Work instructions: Wherever the string "number" shows up in the records below, return that line.

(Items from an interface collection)
____________

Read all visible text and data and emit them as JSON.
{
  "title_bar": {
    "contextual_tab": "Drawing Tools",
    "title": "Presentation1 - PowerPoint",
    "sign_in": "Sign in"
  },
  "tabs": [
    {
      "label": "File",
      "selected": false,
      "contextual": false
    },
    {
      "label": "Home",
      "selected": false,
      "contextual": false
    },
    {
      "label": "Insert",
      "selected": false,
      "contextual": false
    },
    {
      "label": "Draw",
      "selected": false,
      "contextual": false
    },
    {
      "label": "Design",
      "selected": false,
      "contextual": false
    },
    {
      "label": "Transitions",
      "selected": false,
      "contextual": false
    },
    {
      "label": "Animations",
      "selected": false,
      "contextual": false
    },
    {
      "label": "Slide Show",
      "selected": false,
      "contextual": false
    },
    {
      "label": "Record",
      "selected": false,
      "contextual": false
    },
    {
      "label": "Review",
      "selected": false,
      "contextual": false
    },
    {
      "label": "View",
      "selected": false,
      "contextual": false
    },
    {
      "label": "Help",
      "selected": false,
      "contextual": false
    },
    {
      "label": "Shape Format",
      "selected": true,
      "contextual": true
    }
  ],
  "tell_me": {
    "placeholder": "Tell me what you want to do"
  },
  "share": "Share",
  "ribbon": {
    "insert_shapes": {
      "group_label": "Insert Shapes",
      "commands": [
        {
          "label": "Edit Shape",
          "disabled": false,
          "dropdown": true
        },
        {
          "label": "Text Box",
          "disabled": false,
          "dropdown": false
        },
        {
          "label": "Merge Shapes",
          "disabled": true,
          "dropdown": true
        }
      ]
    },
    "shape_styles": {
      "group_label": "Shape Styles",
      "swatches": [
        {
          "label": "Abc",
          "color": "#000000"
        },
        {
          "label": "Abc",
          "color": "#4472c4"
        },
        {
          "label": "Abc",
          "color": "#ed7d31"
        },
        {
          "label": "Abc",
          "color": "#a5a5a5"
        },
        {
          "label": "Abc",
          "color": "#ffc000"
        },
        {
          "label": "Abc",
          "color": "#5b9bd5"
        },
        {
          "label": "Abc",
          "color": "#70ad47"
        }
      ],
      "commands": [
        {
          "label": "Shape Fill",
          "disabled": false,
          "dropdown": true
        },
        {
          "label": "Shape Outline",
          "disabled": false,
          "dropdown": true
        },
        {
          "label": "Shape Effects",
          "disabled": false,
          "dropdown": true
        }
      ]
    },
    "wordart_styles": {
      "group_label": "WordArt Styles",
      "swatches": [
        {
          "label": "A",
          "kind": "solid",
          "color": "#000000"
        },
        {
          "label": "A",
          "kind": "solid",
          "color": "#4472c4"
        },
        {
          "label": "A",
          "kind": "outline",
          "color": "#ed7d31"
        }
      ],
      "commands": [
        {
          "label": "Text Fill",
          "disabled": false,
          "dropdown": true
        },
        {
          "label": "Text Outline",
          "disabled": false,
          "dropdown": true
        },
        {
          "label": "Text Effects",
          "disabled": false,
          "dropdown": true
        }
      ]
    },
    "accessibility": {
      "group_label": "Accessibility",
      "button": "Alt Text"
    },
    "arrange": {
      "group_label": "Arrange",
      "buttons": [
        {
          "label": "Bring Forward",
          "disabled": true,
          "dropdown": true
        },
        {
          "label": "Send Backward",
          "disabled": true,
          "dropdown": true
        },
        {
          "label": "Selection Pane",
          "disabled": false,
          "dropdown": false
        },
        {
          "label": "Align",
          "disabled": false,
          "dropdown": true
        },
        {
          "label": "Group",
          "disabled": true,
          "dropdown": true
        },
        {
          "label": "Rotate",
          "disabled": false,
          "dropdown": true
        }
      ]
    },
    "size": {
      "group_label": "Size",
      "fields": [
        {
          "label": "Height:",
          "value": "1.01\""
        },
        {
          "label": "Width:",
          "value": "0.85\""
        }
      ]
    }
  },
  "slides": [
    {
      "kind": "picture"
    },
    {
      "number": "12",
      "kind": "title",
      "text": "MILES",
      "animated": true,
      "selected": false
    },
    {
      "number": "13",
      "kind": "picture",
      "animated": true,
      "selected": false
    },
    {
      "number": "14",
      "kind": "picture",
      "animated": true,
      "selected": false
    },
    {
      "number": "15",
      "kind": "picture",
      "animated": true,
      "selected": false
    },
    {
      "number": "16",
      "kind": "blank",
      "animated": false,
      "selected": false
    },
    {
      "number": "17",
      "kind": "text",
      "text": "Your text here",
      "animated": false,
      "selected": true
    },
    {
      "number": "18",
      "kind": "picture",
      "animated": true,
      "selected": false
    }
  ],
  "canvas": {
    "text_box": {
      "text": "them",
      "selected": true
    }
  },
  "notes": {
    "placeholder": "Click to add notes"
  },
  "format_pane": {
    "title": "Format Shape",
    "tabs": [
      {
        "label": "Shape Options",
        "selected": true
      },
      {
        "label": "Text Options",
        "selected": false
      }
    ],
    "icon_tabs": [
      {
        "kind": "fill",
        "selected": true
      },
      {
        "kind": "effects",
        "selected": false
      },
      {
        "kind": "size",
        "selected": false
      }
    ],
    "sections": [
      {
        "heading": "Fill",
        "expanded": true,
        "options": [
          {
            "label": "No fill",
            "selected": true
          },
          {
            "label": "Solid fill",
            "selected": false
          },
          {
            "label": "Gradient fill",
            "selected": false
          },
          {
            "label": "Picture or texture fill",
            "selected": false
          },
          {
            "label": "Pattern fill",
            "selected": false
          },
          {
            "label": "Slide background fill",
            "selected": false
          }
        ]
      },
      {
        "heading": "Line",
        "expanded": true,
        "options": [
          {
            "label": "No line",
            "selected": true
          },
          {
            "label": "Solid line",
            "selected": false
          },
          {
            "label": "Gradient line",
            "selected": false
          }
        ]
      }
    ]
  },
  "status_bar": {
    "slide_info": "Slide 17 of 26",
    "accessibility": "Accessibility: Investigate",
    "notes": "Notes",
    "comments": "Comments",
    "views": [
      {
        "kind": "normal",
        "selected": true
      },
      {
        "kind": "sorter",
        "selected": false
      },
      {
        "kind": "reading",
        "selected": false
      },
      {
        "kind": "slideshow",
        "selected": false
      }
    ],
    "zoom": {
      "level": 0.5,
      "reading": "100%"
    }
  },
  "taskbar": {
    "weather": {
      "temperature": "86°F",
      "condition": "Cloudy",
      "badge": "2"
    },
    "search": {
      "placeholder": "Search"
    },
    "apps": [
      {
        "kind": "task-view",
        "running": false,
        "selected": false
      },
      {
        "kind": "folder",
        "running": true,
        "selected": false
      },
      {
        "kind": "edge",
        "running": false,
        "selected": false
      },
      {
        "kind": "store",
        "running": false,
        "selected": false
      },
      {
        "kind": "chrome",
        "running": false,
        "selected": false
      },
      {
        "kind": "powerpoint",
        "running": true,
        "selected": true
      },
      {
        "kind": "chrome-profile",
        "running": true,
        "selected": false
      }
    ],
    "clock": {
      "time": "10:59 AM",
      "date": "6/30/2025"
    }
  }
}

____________

Answer section:
      "number": "12",
      "number": "13",
      "number": "14",
      "number": "15",
      "number": "16",
      "number": "17",
      "number": "18",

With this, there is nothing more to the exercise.